(MATERIAL FOR THIS EXERCISE begins)

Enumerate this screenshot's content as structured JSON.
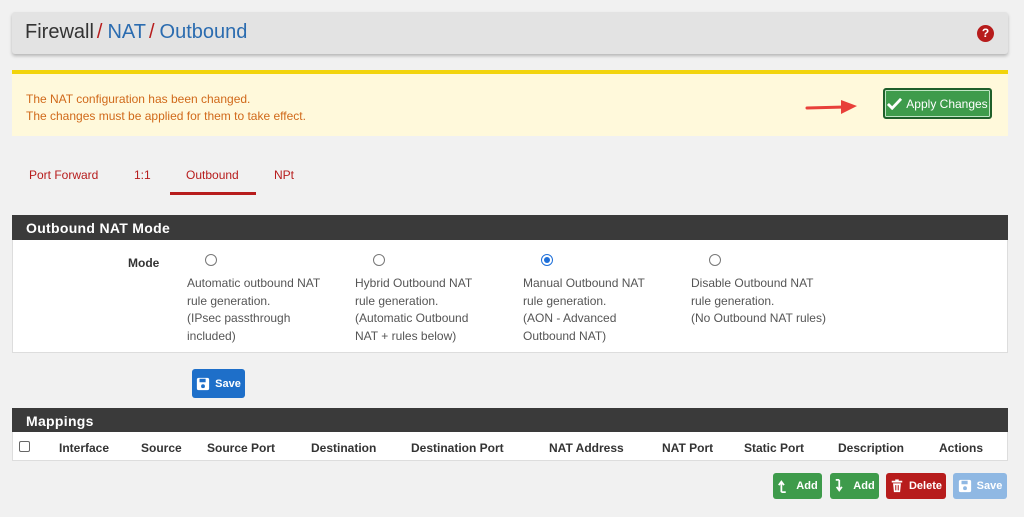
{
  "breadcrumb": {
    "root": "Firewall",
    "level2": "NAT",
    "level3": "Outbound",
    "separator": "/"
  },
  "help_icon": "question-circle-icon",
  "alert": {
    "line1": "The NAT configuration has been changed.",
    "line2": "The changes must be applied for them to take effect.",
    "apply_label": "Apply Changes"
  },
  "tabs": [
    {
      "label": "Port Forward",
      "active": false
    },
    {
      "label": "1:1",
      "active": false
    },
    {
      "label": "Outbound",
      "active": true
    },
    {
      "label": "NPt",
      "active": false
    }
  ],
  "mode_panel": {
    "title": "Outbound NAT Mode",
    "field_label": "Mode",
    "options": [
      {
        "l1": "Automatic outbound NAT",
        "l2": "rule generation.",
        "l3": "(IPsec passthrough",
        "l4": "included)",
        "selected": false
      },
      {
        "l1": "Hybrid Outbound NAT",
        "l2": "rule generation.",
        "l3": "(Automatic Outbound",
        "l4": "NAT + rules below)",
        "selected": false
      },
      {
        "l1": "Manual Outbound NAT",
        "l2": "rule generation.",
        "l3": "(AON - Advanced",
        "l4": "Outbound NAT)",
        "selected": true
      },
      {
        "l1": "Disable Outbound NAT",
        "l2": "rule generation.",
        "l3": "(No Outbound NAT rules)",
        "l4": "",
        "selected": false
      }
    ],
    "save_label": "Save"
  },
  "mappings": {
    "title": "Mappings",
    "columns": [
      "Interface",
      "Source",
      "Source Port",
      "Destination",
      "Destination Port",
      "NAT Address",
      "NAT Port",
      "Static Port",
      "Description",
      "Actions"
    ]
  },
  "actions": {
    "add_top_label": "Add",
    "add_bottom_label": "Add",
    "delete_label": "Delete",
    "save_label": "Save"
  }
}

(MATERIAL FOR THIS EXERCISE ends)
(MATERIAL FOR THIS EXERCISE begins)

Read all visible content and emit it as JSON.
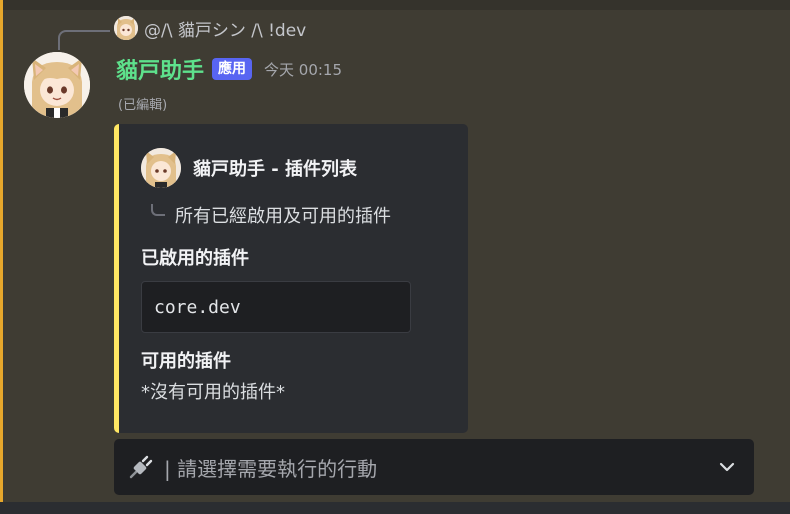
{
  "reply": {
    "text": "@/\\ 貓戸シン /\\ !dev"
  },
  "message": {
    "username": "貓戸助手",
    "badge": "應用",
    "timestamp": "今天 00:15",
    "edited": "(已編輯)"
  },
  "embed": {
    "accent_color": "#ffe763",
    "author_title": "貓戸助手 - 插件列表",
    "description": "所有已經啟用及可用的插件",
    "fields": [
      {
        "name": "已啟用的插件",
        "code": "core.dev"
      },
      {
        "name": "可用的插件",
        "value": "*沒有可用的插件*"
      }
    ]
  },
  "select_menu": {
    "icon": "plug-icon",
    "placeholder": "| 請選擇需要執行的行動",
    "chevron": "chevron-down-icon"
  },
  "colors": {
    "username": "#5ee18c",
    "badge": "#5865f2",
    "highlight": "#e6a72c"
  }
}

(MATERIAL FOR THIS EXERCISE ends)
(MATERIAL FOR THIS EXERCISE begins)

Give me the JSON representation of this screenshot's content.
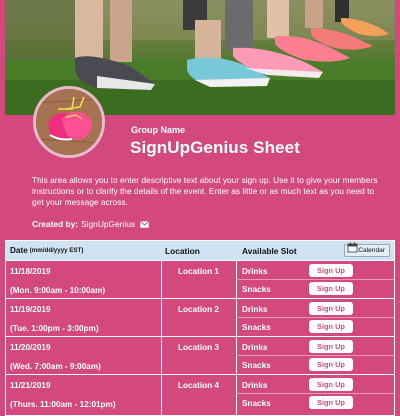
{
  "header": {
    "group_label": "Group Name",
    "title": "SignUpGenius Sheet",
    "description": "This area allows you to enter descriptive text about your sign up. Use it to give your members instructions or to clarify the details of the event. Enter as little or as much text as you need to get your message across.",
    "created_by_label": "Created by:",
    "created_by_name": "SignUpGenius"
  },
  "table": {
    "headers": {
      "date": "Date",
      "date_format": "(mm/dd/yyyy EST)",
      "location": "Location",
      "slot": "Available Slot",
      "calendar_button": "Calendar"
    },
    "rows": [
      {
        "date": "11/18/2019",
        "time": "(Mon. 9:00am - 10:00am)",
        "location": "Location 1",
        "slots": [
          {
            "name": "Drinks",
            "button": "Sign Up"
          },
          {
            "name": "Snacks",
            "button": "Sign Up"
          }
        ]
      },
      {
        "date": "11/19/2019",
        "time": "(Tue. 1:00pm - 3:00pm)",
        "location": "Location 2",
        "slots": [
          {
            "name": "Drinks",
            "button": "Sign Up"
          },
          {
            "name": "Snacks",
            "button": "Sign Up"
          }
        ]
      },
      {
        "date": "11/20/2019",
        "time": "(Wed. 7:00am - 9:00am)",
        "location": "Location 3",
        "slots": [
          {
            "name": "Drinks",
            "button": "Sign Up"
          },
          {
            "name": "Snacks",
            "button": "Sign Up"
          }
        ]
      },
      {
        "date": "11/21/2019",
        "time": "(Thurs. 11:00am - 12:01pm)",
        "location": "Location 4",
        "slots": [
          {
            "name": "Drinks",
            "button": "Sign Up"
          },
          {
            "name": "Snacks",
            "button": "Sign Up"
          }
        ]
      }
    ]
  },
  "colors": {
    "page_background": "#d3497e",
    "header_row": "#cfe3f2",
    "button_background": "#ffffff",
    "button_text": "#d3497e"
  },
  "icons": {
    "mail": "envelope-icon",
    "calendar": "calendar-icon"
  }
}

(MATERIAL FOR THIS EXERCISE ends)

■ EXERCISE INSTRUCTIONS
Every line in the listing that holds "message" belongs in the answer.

■ SOLUTION BELOW
  "message": {
    "description": "This area allows you to enter descriptive text about your sign up. Use it to give your members instructions or to clarify the details of the event. Enter as little or as much text as you need to get your message across.",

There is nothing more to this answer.